Endogenous depression is also called Major Depressive Disorder or Clinical Depression, or Biological Depression. Considering the patient’s symptom history, diagnose Endogenous depression. They show the classic picture of retardation in acting and thinking and appear to be profoundly unhappy. The clinician/therapist will consider the patient’s physical signs like ageing and factors like disturbance of sleep, weight loss.
It is essential to carefully evaluate the patient’s complaint to differentiate them from other conditions. Listening to the patient’s complaints and cautiously evaluating the pathology manifestations helps the physician gain significant insight into the patient. But the clinician must be careful not to misinterpret his self-deprecating experiences as causes, reasons, or purposes of these disorders. The effect of thought and behaviour disorder accompanies the condition of physiological functioning In an endogenous depression.
- Experience prolonged symptoms of sadness and distress.
- Experience extremely intense pressure in the breasts (but rarely in the abdomen or the head).
- Older adults have these.
- I was not feeling emotional and unhappy.
- Unable to respond.
- It is impossible to do their everyday work or do it as usual.
Individuals show different cognitive, biological, environmental, or social changes. Patients often experience prolonged symptoms of sadness and distress.
Most commonly seen in older adults. Therefore, biologically-focused treatment plans are frequently used in therapy to ensure the best outcome.
Patients experience extremely intense pressure in the breasts (but rarely in the abdomen or the head)
Patients can’t do their everyday work or do it in the usual manner.
Occasionally, we hear from patients who say they do not feel sad, but instead, they are not feeling emotional and are unhappy because they cannot respond.
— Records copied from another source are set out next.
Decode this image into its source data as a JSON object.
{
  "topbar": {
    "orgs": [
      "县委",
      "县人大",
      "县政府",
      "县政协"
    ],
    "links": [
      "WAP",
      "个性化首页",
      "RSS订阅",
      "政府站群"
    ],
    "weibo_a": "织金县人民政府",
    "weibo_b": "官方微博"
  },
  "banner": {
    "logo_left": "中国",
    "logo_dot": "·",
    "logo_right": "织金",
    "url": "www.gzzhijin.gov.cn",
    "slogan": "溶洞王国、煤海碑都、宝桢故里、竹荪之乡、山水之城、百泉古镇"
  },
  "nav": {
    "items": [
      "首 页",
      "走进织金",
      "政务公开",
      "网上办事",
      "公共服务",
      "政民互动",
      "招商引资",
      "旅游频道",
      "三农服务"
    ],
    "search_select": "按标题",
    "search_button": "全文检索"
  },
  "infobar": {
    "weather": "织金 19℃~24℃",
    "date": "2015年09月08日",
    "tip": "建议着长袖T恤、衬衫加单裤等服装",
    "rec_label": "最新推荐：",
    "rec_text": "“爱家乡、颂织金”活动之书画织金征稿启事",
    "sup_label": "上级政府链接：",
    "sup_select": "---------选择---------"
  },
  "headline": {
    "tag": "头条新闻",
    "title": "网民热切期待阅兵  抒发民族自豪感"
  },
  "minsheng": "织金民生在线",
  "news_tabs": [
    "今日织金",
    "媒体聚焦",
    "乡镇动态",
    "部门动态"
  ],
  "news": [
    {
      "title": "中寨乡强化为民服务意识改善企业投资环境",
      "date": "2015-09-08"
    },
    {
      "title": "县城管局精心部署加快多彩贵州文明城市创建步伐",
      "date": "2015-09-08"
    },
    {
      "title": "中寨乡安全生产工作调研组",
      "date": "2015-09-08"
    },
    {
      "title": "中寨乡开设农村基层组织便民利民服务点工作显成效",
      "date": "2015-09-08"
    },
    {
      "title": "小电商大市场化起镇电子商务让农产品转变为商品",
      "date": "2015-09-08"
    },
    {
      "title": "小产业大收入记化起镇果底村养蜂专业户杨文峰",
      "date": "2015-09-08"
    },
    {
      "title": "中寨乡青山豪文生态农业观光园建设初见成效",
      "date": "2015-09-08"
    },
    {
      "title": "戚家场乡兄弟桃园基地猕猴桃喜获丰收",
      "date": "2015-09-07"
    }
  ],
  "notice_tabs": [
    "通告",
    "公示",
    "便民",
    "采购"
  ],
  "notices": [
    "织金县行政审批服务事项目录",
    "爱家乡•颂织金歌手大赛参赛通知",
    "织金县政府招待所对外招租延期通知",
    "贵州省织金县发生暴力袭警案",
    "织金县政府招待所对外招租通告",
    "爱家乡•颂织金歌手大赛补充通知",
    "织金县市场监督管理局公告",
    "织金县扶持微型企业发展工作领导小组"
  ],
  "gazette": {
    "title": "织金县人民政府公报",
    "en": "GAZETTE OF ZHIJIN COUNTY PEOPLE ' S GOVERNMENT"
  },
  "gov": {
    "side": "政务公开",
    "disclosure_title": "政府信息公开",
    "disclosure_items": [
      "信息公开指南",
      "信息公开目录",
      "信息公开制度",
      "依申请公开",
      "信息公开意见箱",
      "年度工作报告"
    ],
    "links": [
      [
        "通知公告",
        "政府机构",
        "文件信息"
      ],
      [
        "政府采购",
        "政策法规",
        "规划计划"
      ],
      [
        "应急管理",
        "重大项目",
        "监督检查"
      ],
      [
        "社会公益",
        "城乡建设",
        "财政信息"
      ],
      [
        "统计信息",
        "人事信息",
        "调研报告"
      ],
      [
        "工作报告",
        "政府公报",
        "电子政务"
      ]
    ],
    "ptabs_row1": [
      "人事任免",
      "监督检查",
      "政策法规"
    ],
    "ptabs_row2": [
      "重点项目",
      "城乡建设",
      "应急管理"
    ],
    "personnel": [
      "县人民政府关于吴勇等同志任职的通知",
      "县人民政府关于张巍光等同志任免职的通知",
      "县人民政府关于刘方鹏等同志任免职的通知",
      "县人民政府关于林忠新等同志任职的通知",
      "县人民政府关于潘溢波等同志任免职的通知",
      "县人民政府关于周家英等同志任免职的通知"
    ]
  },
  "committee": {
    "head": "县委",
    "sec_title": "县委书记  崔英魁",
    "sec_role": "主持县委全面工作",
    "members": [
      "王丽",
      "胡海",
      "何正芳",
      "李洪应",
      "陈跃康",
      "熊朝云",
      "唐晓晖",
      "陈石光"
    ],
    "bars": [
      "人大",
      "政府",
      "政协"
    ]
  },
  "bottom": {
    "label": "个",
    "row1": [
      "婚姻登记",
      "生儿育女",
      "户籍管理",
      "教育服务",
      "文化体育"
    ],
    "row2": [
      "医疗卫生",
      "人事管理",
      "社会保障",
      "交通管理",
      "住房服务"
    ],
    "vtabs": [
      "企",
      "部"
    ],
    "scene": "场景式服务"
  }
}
- Internal – Biological, Cognitive
- External factors – Environmental, Social
Patients with endogenous depression responded well to Electroconvulsive Therapy (ECT). The second line of treatment is monoamine oxidase inhibitors (MAOIs) and tricyclic antidepressants (TCAs). Psychoanalytic therapy is an effective treatment for some patients. Close supervision is vital to consider suicide’s danger in patients with endogenous depression.
At United We Care, we offer you a wide range of solutions. In addition, you can approach a psychologist or life coach for support.
It is essential to break the stigma around depression and get the help you have always wanted. Break the cycle of depression and start your self-care journey now!